While in spring 2017 exporters shipping product in containers to Deepsea markets experienced serious delays and cost escalations while the shipping lines and terminals sought to cope with handling significantly larger vessels and changes in schedule arising from the establishment of new vessel sharing alliances, the focus is now shifting to problems with freight by rail in Europe.
The continental rail system is being put under increasing pressure. Ports including Rotterdam and Antwerp are seeking to relieve congestion at the quayside by establishing inland terminals and shifting significant container volumes by rail to these, with the cargo going onward by rail to final destination. Road congestion and increasing pressure for shipment by low-carbon systems are also significant factors. The European Rail Freight Association (ERFA) has expressed concerns that rail freight terminal development designed to meet the increased traffic volumes is, in fact, adding to the congestion and is pushing freight traffic back onto the roads.

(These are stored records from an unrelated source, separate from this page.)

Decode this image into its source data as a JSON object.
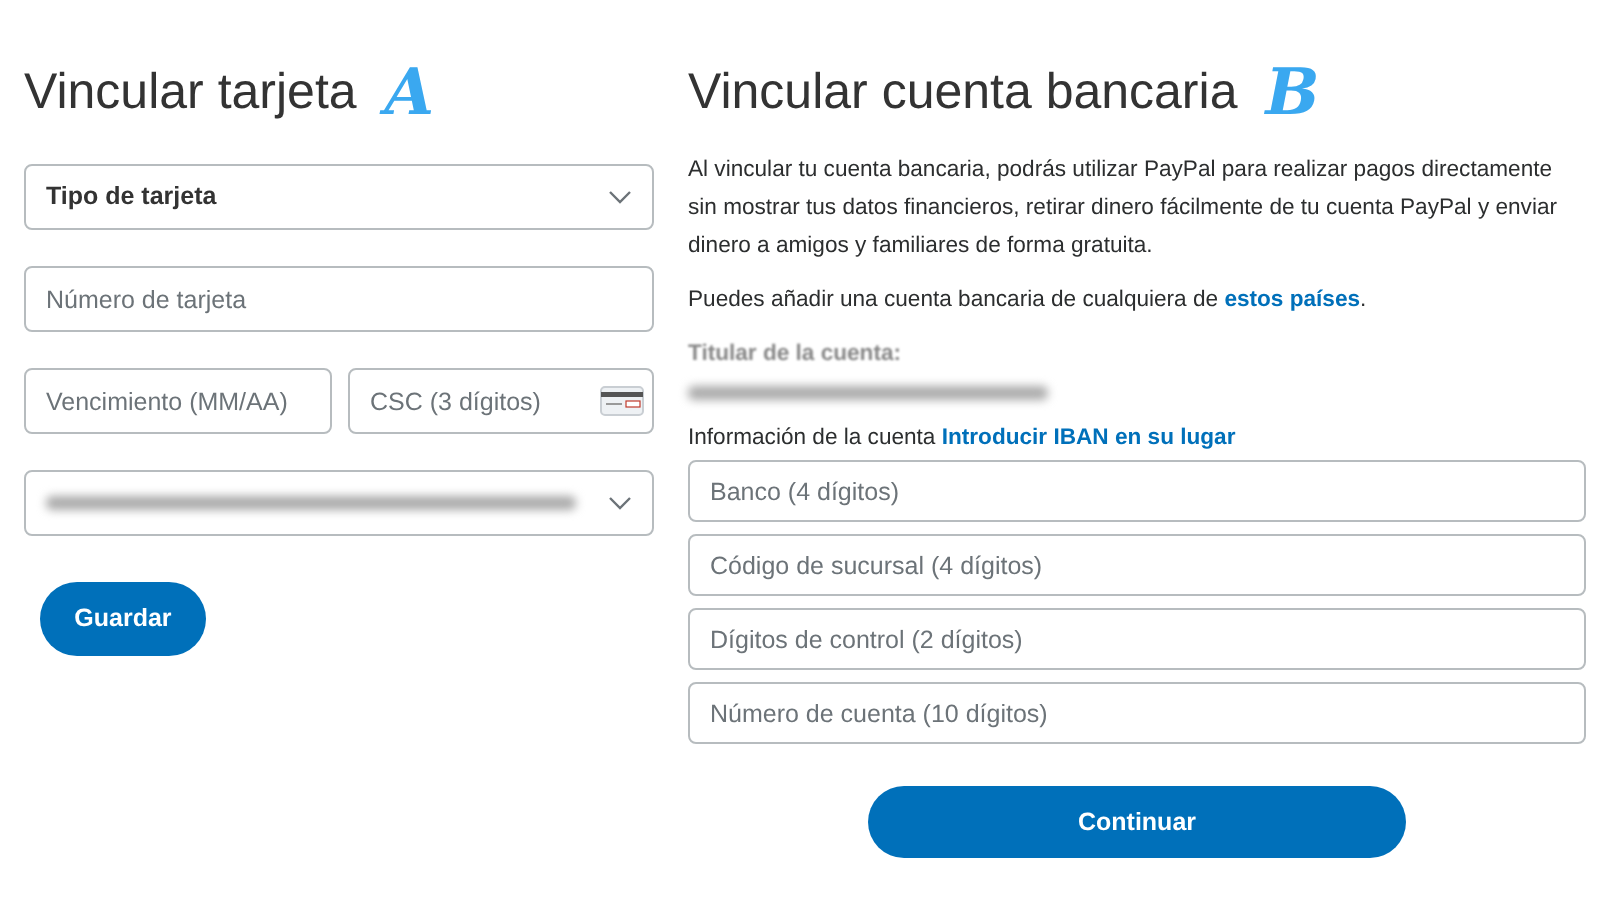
{
  "card_form": {
    "title": "Vincular tarjeta",
    "marker": "A",
    "card_type": {
      "value": "Tipo de tarjeta"
    },
    "card_number": {
      "placeholder": "Número de tarjeta"
    },
    "expiry": {
      "placeholder": "Vencimiento (MM/AA)"
    },
    "csc": {
      "placeholder": "CSC (3 dígitos)"
    },
    "save_button": "Guardar"
  },
  "bank_form": {
    "title": "Vincular cuenta bancaria",
    "marker": "B",
    "intro": "Al vincular tu cuenta bancaria, podrás utilizar PayPal para realizar pagos directamente sin mostrar tus datos financieros, retirar dinero fácilmente de tu cuenta PayPal y enviar dinero a amigos y familiares de forma gratuita.",
    "countries_note": {
      "text": "Puedes añadir una cuenta bancaria de cualquiera de ",
      "link": "estos países",
      "after": "."
    },
    "holder_label": "Titular de la cuenta:",
    "account_info": {
      "label": "Información de la cuenta",
      "link": "Introducir IBAN en su lugar"
    },
    "fields": [
      {
        "placeholder": "Banco (4 dígitos)"
      },
      {
        "placeholder": "Código de sucursal (4 dígitos)"
      },
      {
        "placeholder": "Dígitos de control (2 dígitos)"
      },
      {
        "placeholder": "Número de cuenta (10 dígitos)"
      }
    ],
    "continue_button": "Continuar"
  }
}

Over the last five years or so a number of Shippers and Forwarders involved in the movement of higher value goods between Asia and Europe have introduced rail freight services linking a number of Chinese locations with main centres in Europe, particularly, the port of Duisburg. At the end of May 2017, the Journal of Commerce calculated that there were 53 weekly trains into Europe and 23 headed back to Asia. Last year 40,000 containers moved by rail between Asia and Europe and DB Schenker estimates that this figure will grow to over 100,000 by 2020. Other sources put the 2020 figure at over half a million forty-foot boxes on the rails.
The major driver for the growth of this mode of container freight is the time/cost equation involved. A 40ft container door to door cost from China to a European destination would cost in the order of USD 3,000 using ocean freight and the transit would take at least 33 days, the same shipment by rail would cost about USD 8,000 and would arrive in between 12 and 25 days. The same cargo movement by air would cost about USD 37,000 and would take about 7 days.
However, the congestion now occurring at European rail terminals as well as at some of the rail gauge interfaces further east, is worrying carriers as, already, these delays are accumulating to five to six days.
Clearly, it is impractical to operate rail freight trains linking China directly with Ireland but a number of operators are now using the system with Ireland bound containers being shipped through terminals such as Duisburg.